First I want to split the different reasons for having a pet in your story, I’m basing this off the numerous books I’ve read so I’ve stuck in some examples for you. In my opinion your pet should have a purpose, if they are mentioned once and forgotten then you might as well not have a pet. So these are the two reasons for having an animal.
The useful pet- horses are useful, they can help your plot. Owls can carry letters, I mean where would Harry be without Hedwig? He’d have bloody struggled. In these cases they aren’t really ‘pets’ in the sense they provide comfort and companionship (although they do), they serve a purpose.
The Constant Companion- Hamsters, dogs, cats they aren’t always useful to your character. But they do provide comfort, companionship and love. In this case the point of the pet is to provide these comforts, for the character to perhaps talk openly with or to show the character as a rounded individual not just the hard arsed buisnessman. I can’t think of many examples of this but in the Stephanie Plum novels by Janet Evanovich, Stephanie has a hamster called Rex, he shows her more motherly side and also serves as someone for Stephanie to be open with (how he’s survived 20 books I’ll never know).
It’s all about you- It is all about this animal, or it revolves around this animal and it’s relationship with the main character. (That was a Mcfly reference- by the way.) There are so many books like this, Marley and Me stands out although it is a true story. There are many children’s books written this way, Animal Ark for instance.
Pet and animals need a purpose, if they aren’t serving a purpose then they don’t need to be involved in your story because it is unnecessary and I really don’t want to hear about how original your character is with their pet Tiger if this Tiger is mentioned once and then the Tiger disappears for the rest of the book.
Now when you are including a Animal in your story you need to do RESEARCH. Lions aren’t like domestic cats, so you can’t write them as such.
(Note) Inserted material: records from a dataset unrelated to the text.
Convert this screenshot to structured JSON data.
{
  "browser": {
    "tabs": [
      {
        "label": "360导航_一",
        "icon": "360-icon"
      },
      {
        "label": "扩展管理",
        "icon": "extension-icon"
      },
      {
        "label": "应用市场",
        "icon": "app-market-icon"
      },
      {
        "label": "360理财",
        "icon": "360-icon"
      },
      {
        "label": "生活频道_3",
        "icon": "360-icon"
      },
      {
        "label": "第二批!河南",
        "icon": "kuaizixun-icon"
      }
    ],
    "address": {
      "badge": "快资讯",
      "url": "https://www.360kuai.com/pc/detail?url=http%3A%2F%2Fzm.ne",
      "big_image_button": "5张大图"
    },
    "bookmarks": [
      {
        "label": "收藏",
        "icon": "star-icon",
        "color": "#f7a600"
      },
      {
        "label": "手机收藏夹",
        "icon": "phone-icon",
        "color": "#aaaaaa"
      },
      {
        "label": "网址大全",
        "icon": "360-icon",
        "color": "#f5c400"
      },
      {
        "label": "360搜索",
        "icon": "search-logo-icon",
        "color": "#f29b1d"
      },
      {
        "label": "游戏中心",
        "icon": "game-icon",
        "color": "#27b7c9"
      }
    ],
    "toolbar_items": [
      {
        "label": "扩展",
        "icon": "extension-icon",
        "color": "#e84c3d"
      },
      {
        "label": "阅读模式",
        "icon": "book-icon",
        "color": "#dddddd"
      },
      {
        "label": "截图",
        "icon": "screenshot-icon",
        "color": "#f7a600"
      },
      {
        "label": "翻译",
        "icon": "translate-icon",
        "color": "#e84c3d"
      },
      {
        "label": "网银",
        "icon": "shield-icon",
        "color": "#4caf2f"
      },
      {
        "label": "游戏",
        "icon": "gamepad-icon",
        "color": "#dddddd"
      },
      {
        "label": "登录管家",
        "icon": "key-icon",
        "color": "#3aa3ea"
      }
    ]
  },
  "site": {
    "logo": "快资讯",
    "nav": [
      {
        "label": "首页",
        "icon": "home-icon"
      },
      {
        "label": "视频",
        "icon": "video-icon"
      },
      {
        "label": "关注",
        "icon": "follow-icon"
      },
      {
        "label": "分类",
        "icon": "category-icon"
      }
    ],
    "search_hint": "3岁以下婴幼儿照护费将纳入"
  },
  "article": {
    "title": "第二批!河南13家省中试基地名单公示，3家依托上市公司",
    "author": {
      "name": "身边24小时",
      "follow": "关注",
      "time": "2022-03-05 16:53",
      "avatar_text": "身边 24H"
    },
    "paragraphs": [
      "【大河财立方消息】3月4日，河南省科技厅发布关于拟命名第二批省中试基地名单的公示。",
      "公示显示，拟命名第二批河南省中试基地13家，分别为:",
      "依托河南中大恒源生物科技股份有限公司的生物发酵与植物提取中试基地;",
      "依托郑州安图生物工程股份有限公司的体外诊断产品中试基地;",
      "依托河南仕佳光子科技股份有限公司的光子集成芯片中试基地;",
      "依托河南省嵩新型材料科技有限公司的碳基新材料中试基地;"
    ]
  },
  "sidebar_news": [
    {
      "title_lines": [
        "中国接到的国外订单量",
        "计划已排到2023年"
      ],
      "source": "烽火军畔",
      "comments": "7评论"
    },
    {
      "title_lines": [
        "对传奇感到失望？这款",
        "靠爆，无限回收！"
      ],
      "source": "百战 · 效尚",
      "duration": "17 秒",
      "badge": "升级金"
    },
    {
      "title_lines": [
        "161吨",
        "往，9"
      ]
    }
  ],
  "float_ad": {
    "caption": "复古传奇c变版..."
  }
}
There should be an air of realism with your animals (unless it’s fantasy, cos anything goes in fantasy), therefore you need to do some research and know what they eat, where the sleep, their behaviour and how they are with humans. It will help you, promise!
For instance, Rabbits are lovely animals and you would think- it’s a pet, must be really domesticated. BUT THEY AREN’T, NOT AT FIRST. I have a rabbit and she’s lovely. But it takes me 15mins to catch her to pick her up, if I’d have done my research I’d have realised that taming a Rabbit can be a time consuming job and some will never like being picked up. So research is important because what we think we know about animals isn’t always the truth.
So include animals, but please, PLEASE do some research!